This component goes hand in hand with mobile video capability. Communication is difficult over the phone and even over meeting software. There are always awkward moments when the inspector asks a question, but the counterpart doesn’t understand exactly what the inspector asks.
With augmented reality, the inspector can add visual cues along with verbal instructions. Being able to say, “show me this,” and point to it through the mobile device’s camera is a lot easier than trying to verbally describe the “thing” you need to inspect closer.
Real-time annotation can also provide valuable visual assistance to get questions answered faster.
5. Live Location Tracking
The best digital inspection tools make it possible to revisit the inspection in interesting and powerful ways. For example, Blitzz includes a location tracking feature that provides the inspector a map of the inspection area and spatial tracking of the route taken by the person with the phone or tablet. The images and videos taken show superimposed over the map via their geolocated coordinates.
6. Documenting & Reporting
Inspectors spend a lot of time capturing photos and notes when they are on-site. Then, they must collate the videos, photos, and notes into their report. Remote video inspection tools should do this all on the fly, making the report ready in just a few moments after the inspection is completed.
Automatic Date, Time, and Geo-Tagging Images
The remote inspection tool of choice shouldn’t just capture images—they should capture valuable meta information as well. With Blitzz, every image capture is automatically time and date stamped and tagged with the geolocation, accurate within 10 feet.
7. Artificial Intelligence
Machine learning and artificial intelligence make manual tasks much faster. Machine-assisted work can make inspectors more efficient, especially when it comes to communicating text and numbers.
With tools like Blitzz, capturing text and numbers is as easy as clicking a button. Compared to trying to communicate digits and letters verbally, capturing and copy/pasting is much faster and more accurate.
8. Group Enablement
Sometimes, you need to loop more people into your discussion. In some cases, it can be someone standing in the same room as the customer. In other cases, other experts or supervisors need to join the session remotely to answer questions or give guidance.
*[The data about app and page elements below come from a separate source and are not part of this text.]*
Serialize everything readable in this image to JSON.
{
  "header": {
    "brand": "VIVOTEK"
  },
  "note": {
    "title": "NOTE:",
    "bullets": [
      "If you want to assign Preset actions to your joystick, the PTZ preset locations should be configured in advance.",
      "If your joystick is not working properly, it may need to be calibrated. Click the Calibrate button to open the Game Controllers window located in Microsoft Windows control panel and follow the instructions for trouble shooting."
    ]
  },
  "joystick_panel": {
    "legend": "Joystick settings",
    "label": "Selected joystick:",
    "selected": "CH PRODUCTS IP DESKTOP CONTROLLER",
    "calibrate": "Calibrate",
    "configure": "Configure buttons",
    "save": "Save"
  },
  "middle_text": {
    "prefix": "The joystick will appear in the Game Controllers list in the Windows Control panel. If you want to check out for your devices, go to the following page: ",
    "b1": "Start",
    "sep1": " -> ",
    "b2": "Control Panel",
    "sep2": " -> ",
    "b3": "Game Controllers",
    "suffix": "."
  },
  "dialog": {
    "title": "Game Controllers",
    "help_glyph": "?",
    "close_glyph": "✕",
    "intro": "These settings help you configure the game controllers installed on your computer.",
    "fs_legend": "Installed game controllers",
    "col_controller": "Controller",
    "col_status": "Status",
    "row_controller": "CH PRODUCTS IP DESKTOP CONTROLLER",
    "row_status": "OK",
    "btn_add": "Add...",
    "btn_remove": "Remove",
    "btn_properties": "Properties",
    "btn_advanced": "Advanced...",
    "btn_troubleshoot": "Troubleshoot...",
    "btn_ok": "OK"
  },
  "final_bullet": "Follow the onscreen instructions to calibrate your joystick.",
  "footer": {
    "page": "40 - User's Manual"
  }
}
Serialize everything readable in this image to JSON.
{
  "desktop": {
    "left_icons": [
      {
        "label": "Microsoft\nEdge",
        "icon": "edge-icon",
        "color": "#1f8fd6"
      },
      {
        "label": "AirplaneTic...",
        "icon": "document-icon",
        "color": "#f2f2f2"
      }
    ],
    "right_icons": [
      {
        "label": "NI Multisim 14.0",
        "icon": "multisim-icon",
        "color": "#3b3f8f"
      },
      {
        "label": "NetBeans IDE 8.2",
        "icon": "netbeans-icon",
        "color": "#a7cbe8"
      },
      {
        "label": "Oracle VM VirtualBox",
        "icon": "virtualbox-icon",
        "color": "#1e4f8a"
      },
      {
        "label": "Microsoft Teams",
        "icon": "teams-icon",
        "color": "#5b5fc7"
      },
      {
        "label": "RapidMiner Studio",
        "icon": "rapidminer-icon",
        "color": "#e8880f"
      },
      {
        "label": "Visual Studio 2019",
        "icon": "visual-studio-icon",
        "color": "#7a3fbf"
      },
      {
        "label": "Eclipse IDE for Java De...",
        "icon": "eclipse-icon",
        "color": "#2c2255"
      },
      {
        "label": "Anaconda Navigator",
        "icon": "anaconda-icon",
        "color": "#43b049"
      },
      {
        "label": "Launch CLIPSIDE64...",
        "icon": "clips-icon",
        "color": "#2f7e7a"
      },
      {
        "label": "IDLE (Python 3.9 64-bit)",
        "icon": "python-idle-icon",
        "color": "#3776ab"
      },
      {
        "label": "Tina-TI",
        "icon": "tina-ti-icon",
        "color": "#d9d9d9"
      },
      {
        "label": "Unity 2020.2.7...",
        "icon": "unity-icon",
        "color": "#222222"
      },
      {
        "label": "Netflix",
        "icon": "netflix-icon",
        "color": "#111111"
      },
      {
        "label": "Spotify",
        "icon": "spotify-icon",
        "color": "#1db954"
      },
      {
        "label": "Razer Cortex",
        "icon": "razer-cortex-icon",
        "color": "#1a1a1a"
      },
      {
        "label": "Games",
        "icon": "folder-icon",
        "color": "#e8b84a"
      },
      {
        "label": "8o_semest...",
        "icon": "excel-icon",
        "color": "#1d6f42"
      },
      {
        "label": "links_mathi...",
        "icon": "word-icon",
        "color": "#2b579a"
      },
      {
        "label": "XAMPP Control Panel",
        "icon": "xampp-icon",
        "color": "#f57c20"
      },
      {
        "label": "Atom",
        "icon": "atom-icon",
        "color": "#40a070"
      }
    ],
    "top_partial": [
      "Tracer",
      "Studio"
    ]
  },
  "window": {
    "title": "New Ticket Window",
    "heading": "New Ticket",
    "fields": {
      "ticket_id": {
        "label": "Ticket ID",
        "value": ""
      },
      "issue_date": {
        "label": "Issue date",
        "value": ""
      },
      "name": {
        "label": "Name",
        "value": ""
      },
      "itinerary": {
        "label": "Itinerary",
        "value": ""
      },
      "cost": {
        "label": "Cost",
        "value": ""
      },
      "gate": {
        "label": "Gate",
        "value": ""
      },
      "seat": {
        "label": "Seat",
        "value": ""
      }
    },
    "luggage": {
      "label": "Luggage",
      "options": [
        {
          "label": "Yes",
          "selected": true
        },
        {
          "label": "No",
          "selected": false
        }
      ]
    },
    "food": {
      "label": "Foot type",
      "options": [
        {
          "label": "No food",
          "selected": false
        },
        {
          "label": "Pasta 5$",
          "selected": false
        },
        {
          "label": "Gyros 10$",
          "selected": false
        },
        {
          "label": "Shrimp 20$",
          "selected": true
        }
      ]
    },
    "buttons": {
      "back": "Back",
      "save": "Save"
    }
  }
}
The best remote inspection tools will allow for adding critical parties to the remote sessions easily.
Being able to add silent observers is also an excellent feature for training. If supervisors can silently observe a call, they can get valuable insights for feedback. New trainees can also gain practical experience silently observing the calls of seasoned inspectors.
9. Bandwidth Optimization
This is a practical function of remote inspection tools but one of critical importance. Relying on video functionality for remote inspections means having the necessary bandwidth to keep the call quality high. Bandwidth will become an issue when the signal is low or when the inspection takes place in remote areas with spotty cellular service.
The best video-based tools will have the ability to compensate (within reason) for slower internet speeds without impairing the inspector's abilities to complete their work.
Build the Right Remote Inspection Toolkit
There are a lot of benefits of remote video inspections. But to do it right, you will need to have the right tools in place. We always recommend putting every potential tool to the test. If the tool deserves to be in your arsenal, it should be proven to do the job and do it well.
If you’re comparing multiple tools for a single use case, there are a few things to consider:
- Which tools have all the must-have features for your particular use case?
- Are the tools easy to use for both parties involved in the inspection?
- Are the tools reliable to work in most conditions without compatibility issues?
- Do they add value beyond the examination itself?
We’ve built Blitzz Inspect to be an essential tool in completing remote inspections quickly. One of our clients, a prominent tech manufacturing company, cut travel costs by 80% simply by using Blitzz to conduct remote inspections. Other clients report the same, including a 3-5X increase in productivity as their team can complete more inspections in less time.
If you want to give Blitzz a try, you can get instant access here.